#### [INSTRUCTIONS FOR THE TASK]
Would you write out each line of the material below exactly, skipping every picture?

*** DATA FOR REVIEW Section Begins ***

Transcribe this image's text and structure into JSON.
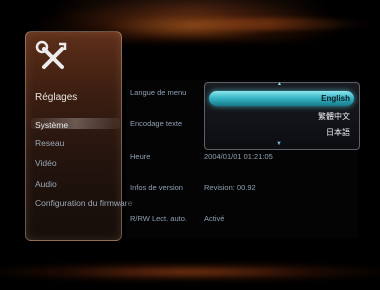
{
  "sidebar": {
    "icon": "tools-icon",
    "title": "Réglages",
    "items": [
      {
        "label": "Système",
        "active": true
      },
      {
        "label": "Reseau"
      },
      {
        "label": "Vidéo"
      },
      {
        "label": "Audio"
      },
      {
        "label": "Configuration du firmware"
      }
    ]
  },
  "settings": [
    {
      "label": "Langue de menu",
      "value": ""
    },
    {
      "label": "Encodage texte",
      "value": ""
    },
    {
      "label": "Heure",
      "value": "2004/01/01 01:21:05"
    },
    {
      "label": "Infos de version",
      "value": "Revision: 00.92"
    },
    {
      "label": "R/RW Lect. auto.",
      "value": "Activé"
    }
  ],
  "language_dropdown": {
    "options": [
      "English",
      "繁體中文",
      "日本語"
    ],
    "selected": "English",
    "accent_color": "#3ab8c8"
  }
}
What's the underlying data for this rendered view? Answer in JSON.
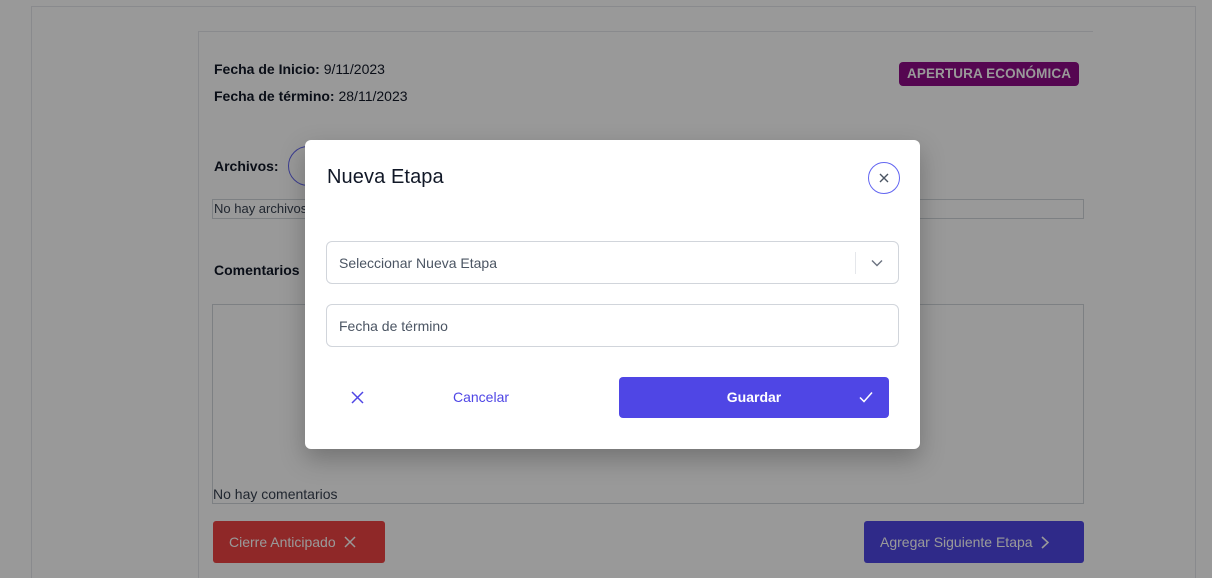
{
  "stage": {
    "start_label": "Fecha de Inicio:",
    "start_value": "9/11/2023",
    "end_label": "Fecha de término:",
    "end_value": "28/11/2023",
    "badge": "APERTURA ECONÓMICA",
    "files_label": "Archivos:",
    "files_empty": "No hay archivos",
    "comments_label": "Comentarios",
    "comments_empty": "No hay comentarios",
    "early_close_button": "Cierre Anticipado",
    "add_next_stage_button": "Agregar Siguiente Etapa"
  },
  "modal": {
    "title": "Nueva Etapa",
    "stage_select_placeholder": "Seleccionar Nueva Etapa",
    "end_date_placeholder": "Fecha de término",
    "cancel_label": "Cancelar",
    "save_label": "Guardar"
  },
  "colors": {
    "primary": "#4f46e5",
    "danger": "#ef4444",
    "badge": "#8e0a88",
    "overlay": "rgba(0,0,0,0.4)"
  },
  "icons": {
    "close": "close-icon",
    "chevron": "chevron-down-icon",
    "cancel": "x-icon",
    "save": "check-icon",
    "next": "chevron-right-icon"
  }
}
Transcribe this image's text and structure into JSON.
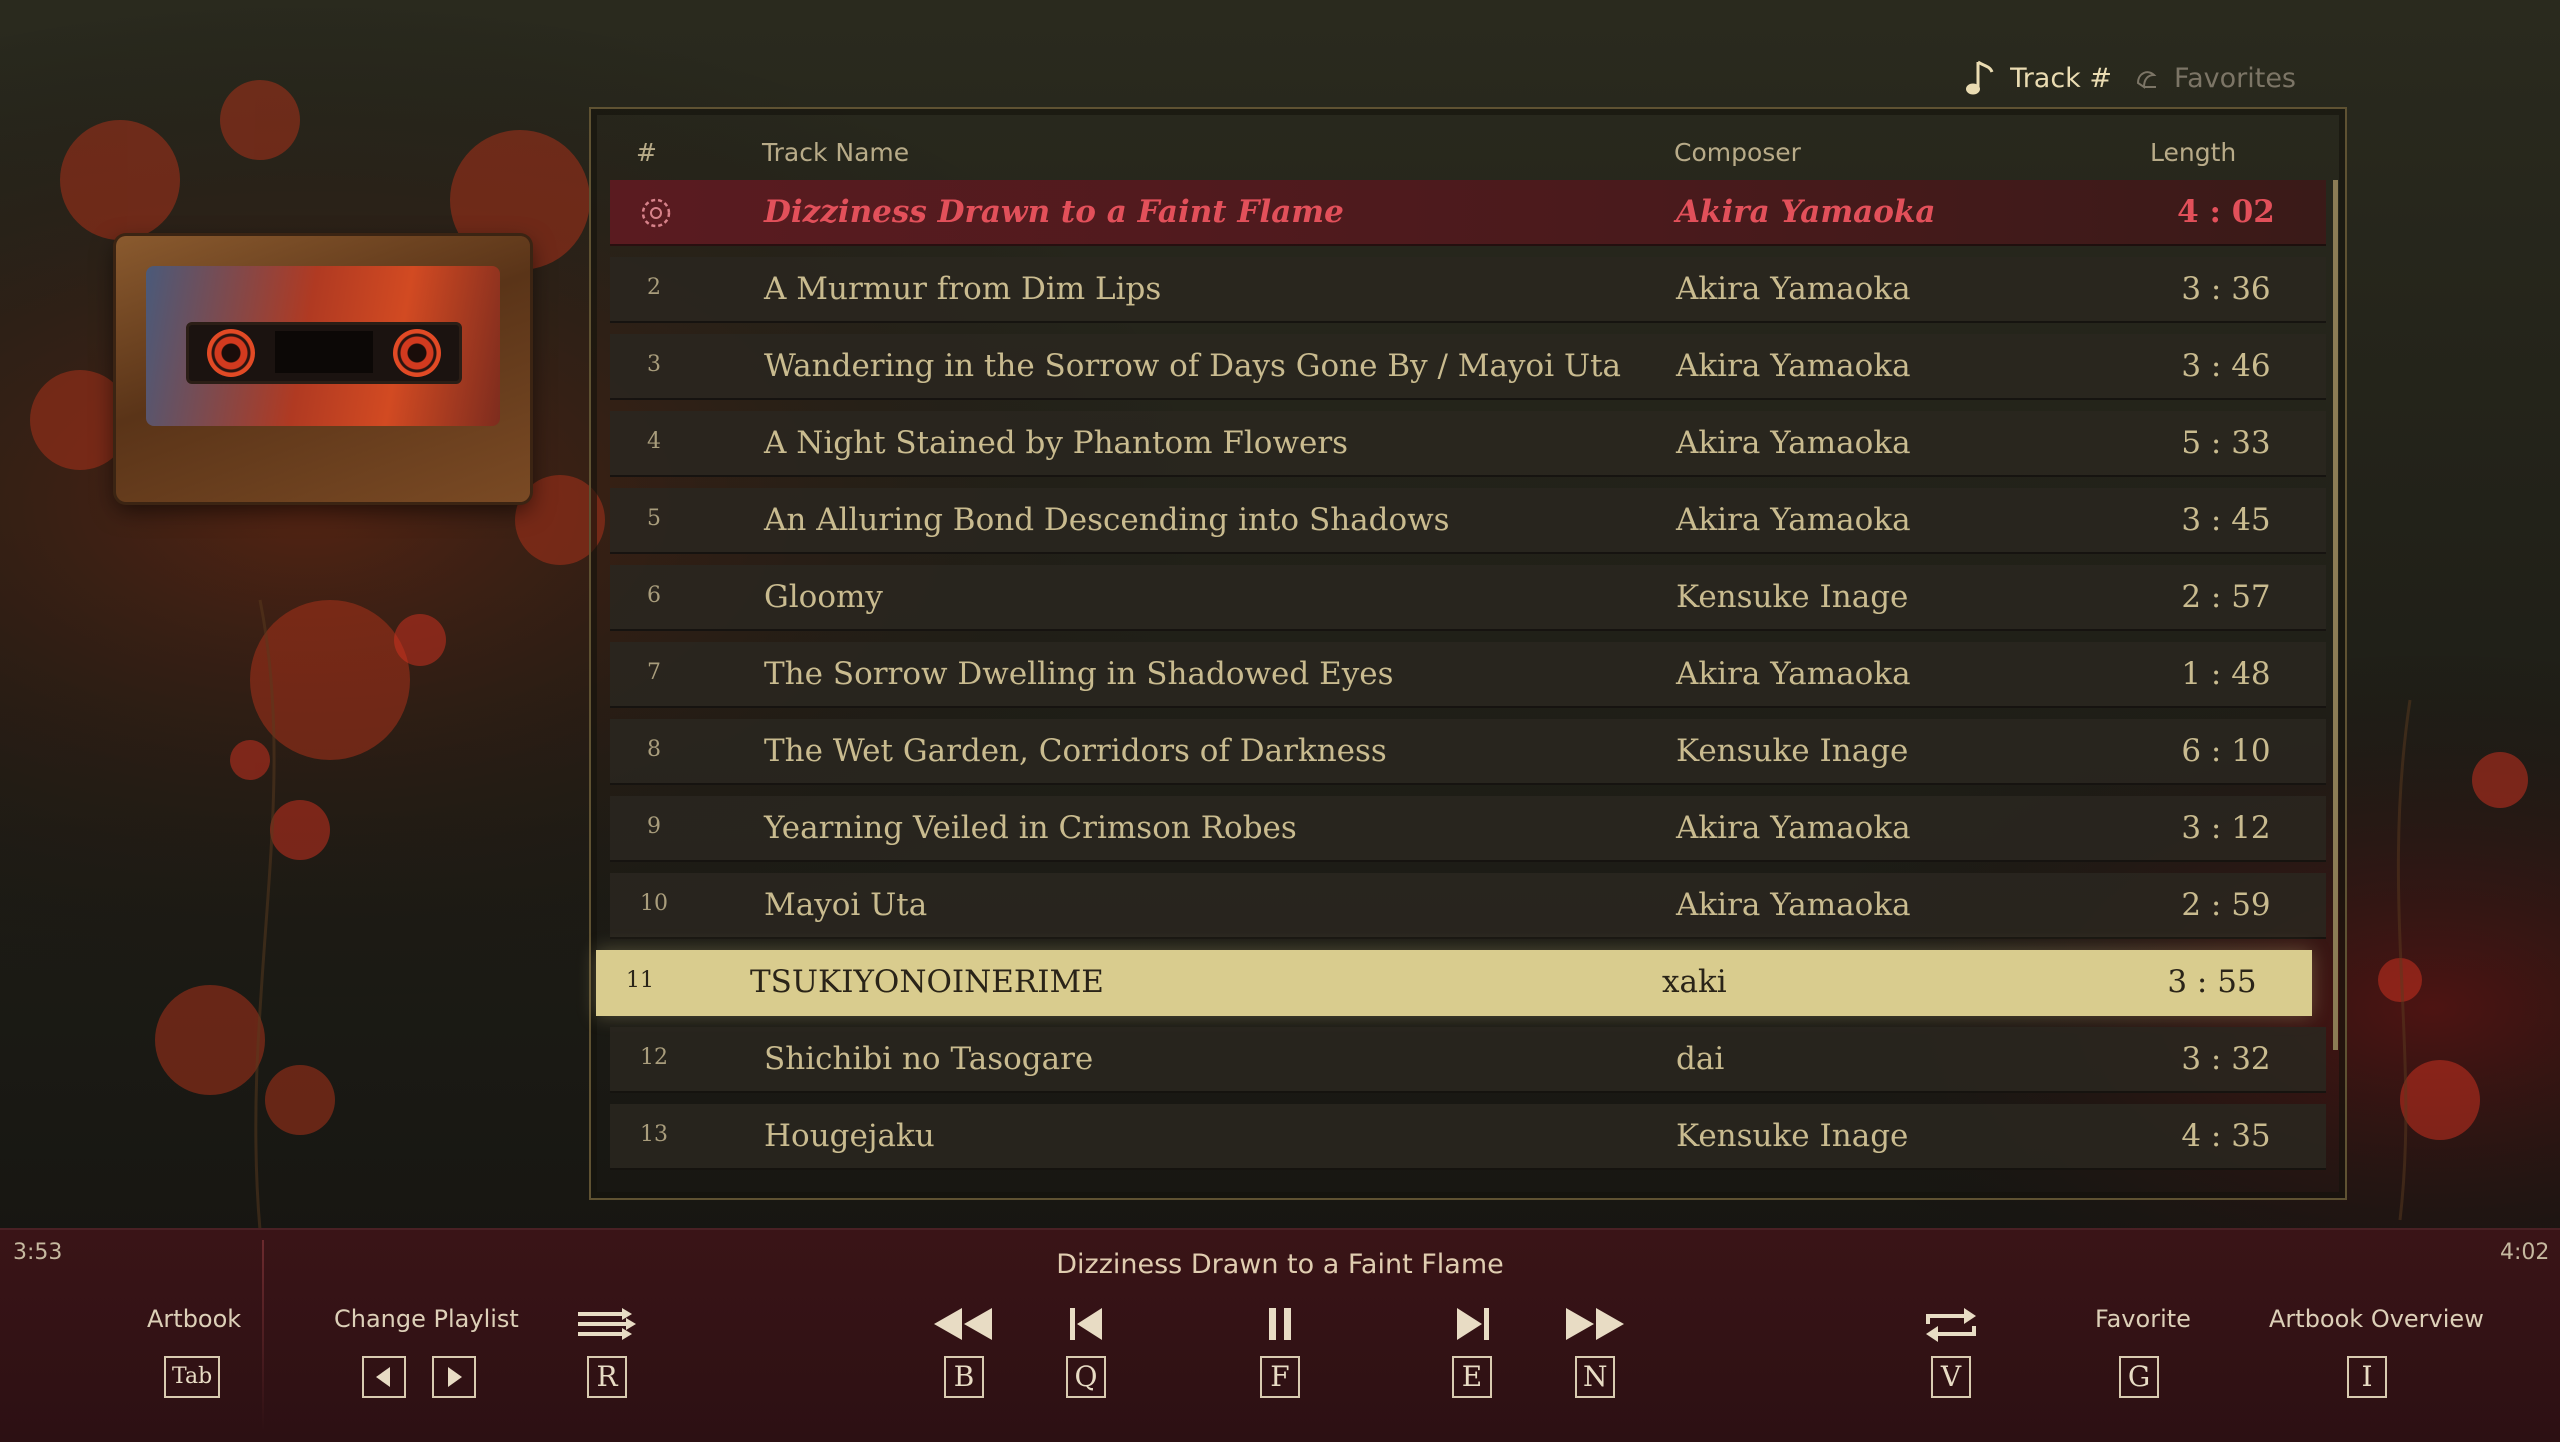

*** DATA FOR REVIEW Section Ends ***

#### [WRITTEN SOLUTION]
Transcribe this image's text and structure into JSON.
{
  "sidebar": {
    "icon": "tools-icon",
    "title": "Réglages",
    "items": [
      {
        "label": "Système",
        "active": true
      },
      {
        "label": "Reseau"
      },
      {
        "label": "Vidéo"
      },
      {
        "label": "Audio"
      },
      {
        "label": "Configuration du firmware"
      }
    ]
  },
  "settings": [
    {
      "label": "Langue de menu",
      "value": ""
    },
    {
      "label": "Encodage texte",
      "value": ""
    },
    {
      "label": "Heure",
      "value": "2004/01/01 01:21:05"
    },
    {
      "label": "Infos de version",
      "value": "Revision: 00.92"
    },
    {
      "label": "R/RW Lect. auto.",
      "value": "Activé"
    }
  ],
  "language_dropdown": {
    "options": [
      "English",
      "繁體中文",
      "日本語"
    ],
    "selected": "English",
    "accent_color": "#3ab8c8"
  }
}
What's the underlying data for this rendered view? Answer in JSON.
{
  "stage": {
    "start_label": "Fecha de Inicio:",
    "start_value": "9/11/2023",
    "end_label": "Fecha de término:",
    "end_value": "28/11/2023",
    "badge": "APERTURA ECONÓMICA",
    "files_label": "Archivos:",
    "files_empty": "No hay archivos",
    "comments_label": "Comentarios",
    "comments_empty": "No hay comentarios",
    "early_close_button": "Cierre Anticipado",
    "add_next_stage_button": "Agregar Siguiente Etapa"
  },
  "modal": {
    "title": "Nueva Etapa",
    "stage_select_placeholder": "Seleccionar Nueva Etapa",
    "end_date_placeholder": "Fecha de término",
    "cancel_label": "Cancelar",
    "save_label": "Guardar"
  },
  "colors": {
    "primary": "#4f46e5",
    "danger": "#ef4444",
    "badge": "#8e0a88",
    "overlay": "rgba(0,0,0,0.4)"
  },
  "icons": {
    "close": "close-icon",
    "chevron": "chevron-down-icon",
    "cancel": "x-icon",
    "save": "check-icon",
    "next": "chevron-right-icon"
  }
}
Transcribe this image's text and structure into JSON.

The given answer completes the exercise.